If you think about German banking, your first thoughts are likely Deutsche Bank’s history of negative headlines and crashing stock price over the last many years. There is a widely held perception across the financial markets that Germans are brilliant engineers, but terrible bankers. And there are the jokes: if no one else will buy it, then a German probably will.
None of that is the reality.
German bankers are good. They are incredibly well trained and professional. They are polite and willing to listen and learn. (In contrast: the Spanish think they know best, the Italians are sure of it, while French bankers consider themselves an intellectual elite because they can spell “derivative”.) German financial professionals generally ask smart and direct questions. They aren’t risk adverse – they analyse and understand risks.
What has created the perception of bad German banking is two inter-related factors:
The first is an incredibly diverse banking sector. Despite a history of successful merchant banking in 16th century German states, there are simply too many small local banks competing for business to have allowed the development of large national champions. Large parts of the sector are locally focused around six regional Landesbanks, 350 plus Savings Banks and over 850 Cooperative Banks.
Germany’s financial system resembles half-a-dozen Luxembourgs rather than Europe’s most prosperous nation.
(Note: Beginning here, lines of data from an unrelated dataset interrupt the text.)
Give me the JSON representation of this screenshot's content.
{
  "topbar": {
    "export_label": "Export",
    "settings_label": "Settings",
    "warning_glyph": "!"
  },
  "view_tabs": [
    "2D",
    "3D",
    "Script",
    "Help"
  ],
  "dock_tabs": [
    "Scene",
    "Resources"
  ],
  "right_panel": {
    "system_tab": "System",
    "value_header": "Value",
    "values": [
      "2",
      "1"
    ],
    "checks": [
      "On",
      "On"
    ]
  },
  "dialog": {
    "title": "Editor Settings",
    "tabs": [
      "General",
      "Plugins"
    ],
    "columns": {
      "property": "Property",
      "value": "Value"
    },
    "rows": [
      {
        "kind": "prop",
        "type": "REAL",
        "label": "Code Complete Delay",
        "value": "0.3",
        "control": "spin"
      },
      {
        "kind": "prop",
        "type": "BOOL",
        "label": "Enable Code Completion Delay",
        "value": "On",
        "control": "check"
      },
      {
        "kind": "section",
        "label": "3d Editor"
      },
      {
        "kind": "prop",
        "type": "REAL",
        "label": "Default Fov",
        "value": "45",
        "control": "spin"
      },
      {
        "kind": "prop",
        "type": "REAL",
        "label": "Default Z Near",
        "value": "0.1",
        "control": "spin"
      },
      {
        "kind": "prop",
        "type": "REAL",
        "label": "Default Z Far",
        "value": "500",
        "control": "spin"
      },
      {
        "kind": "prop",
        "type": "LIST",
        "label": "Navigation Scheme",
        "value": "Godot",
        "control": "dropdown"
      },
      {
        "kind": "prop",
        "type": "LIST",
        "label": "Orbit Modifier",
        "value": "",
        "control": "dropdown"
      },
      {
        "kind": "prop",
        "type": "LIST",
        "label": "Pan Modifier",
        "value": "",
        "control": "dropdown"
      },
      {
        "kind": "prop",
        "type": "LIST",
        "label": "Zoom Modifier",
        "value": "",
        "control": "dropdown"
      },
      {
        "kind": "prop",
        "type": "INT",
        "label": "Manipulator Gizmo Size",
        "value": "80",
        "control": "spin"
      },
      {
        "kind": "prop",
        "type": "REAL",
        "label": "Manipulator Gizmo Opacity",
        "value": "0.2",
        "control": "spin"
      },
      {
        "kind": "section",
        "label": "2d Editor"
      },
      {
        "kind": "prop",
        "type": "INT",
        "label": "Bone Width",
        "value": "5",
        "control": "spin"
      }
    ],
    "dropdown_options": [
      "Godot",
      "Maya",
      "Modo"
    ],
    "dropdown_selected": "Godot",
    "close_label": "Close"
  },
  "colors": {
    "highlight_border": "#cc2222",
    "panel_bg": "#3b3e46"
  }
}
In some ways diversified banking works – small SMEs (which remain a critical part of the German economy) deal with small local banks.